The “sonic aesthetics” of Lafitte’s tends to revolve around one thing: the piano bar. The piano itself is surrounded by chairs and has a table over it, usually covered in drinks. There’s a small lamp so the piano player can see what they’re doing and a small sign, usually the player’s Venmo, above the chair. It might as well be the beating heart of Lafitte’s on a weekend night, drawing people deeper into the heart of the bar to join in the chorus of (usually bad) singing. Just like the visual side of things, the piano bar allows Lafitte’s to exist not fully in the past but not fully in the present either. You might hear “House of the Rising Sun” followed by Olivia Rodrigo or Miley Cyrus. I’ve seen nights where tourists take out their phones to record or Venmo, placing Lafitte’s in “present day,”and other nights where there is not a phone in sight, rooting the bar and the people squarely in the past. The concept of “dueling pianos” came from 1890s ragtime, where piano players would “duel” for the audience’s attention and tips. That format continued to be tweaked to encourage more audience participation, and now piano bars are found commonly throughout the country.

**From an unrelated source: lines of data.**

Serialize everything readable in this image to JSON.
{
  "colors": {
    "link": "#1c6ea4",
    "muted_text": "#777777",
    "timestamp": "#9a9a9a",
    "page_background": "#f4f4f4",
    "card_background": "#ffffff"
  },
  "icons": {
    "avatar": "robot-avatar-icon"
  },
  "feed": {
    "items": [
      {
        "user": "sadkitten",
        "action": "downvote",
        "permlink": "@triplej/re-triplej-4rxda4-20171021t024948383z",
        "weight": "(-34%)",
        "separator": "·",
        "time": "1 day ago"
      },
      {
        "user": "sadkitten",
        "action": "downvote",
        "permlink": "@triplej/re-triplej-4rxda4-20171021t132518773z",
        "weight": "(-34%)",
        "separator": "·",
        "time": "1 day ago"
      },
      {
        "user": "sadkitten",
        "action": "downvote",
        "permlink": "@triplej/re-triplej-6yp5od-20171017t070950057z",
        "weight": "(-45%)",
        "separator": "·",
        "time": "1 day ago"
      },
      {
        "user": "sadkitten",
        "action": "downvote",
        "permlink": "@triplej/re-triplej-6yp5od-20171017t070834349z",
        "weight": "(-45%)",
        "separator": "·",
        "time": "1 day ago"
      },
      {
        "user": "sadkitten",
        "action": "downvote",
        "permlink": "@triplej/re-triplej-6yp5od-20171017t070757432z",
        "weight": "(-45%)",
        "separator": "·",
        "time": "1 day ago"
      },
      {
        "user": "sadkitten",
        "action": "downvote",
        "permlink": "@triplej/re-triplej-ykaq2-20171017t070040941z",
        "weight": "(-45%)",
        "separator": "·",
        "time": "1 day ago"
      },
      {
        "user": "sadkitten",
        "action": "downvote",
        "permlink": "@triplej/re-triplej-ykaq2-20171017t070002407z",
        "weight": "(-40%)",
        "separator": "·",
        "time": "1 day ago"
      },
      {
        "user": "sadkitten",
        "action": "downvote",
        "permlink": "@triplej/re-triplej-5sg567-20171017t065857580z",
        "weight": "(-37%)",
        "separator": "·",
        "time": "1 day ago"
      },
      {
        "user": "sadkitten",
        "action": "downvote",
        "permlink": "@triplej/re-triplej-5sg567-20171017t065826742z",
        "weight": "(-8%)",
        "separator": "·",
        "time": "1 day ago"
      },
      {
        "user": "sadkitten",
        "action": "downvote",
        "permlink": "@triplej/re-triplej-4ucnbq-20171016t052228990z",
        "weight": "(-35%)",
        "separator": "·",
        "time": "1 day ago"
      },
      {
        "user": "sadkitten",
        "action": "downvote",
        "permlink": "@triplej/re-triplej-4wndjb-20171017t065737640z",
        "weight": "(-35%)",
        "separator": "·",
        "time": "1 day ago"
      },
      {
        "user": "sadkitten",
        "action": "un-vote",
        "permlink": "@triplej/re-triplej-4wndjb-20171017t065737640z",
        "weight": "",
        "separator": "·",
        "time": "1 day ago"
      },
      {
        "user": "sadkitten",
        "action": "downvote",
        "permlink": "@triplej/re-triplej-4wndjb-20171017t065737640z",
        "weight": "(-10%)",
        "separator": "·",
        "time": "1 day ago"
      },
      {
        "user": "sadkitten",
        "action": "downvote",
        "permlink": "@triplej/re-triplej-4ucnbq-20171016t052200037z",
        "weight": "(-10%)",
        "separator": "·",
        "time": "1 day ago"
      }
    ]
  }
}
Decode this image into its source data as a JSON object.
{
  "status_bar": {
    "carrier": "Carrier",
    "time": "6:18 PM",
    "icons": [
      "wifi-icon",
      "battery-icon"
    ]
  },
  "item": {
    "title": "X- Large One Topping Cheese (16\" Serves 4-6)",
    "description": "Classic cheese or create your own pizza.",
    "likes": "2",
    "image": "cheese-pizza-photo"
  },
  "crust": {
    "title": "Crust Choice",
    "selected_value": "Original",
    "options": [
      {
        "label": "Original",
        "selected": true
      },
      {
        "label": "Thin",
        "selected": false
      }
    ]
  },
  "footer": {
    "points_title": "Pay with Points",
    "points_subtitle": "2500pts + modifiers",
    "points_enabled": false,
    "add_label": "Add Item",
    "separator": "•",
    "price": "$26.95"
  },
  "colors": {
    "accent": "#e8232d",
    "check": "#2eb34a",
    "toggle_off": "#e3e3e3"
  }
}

There are more famous piano bars on Bourbon Street, but the ambiance inside Lafitte’s propels it to be something special, perhaps so
mething of another time.
There is certainly mystery to Lafitte’s. As mentioned previously, the candlelight keeps the interior cozy and shrouded in mystery. The interior
is small and the bar is even tinier, but the spatial geometry and lighting makes it seem like there is always something new to discover beyond the next corner. It very well could be Jean and Pierre Lafitte discussing their plans to help General Andrew Jackson defend New Orleans in the War of 1812, or enjoying the spoils of their reported millions of dollars of stolen loot. Or perhaps a Voodoo ritual, like the one described by Special Officer Long on Marais Street in July 30, 1863.
“When he and some other officers entered the building he found about forty naked women-all colored except two-who were dancing the Voudou dance and performing rites and in- cantations pertaining to that ancient African superstition yclept Voudouism. In the center of the room there was a vessel filled with a motley mixture . . . of a semi-fluid character, ornamented with curious unnameable substances. From the vessel a number of burning candles protruded, and around these lights the Voudou sisters danced.”
While the idea of time traveling in Lafitte’s will have to be based on empirical research, it is not hard to find a night in which a group of people are recreating this very scene. Belligerent, (probably) clothed people dancing around the piano bar, illuminated by candlelight, with purple drank in hand. By playing into the legend and focusing on the bar aesthetics, Lafitte’s manages to exist somewhere between past and present, carving out its own niche on Bourbon Street.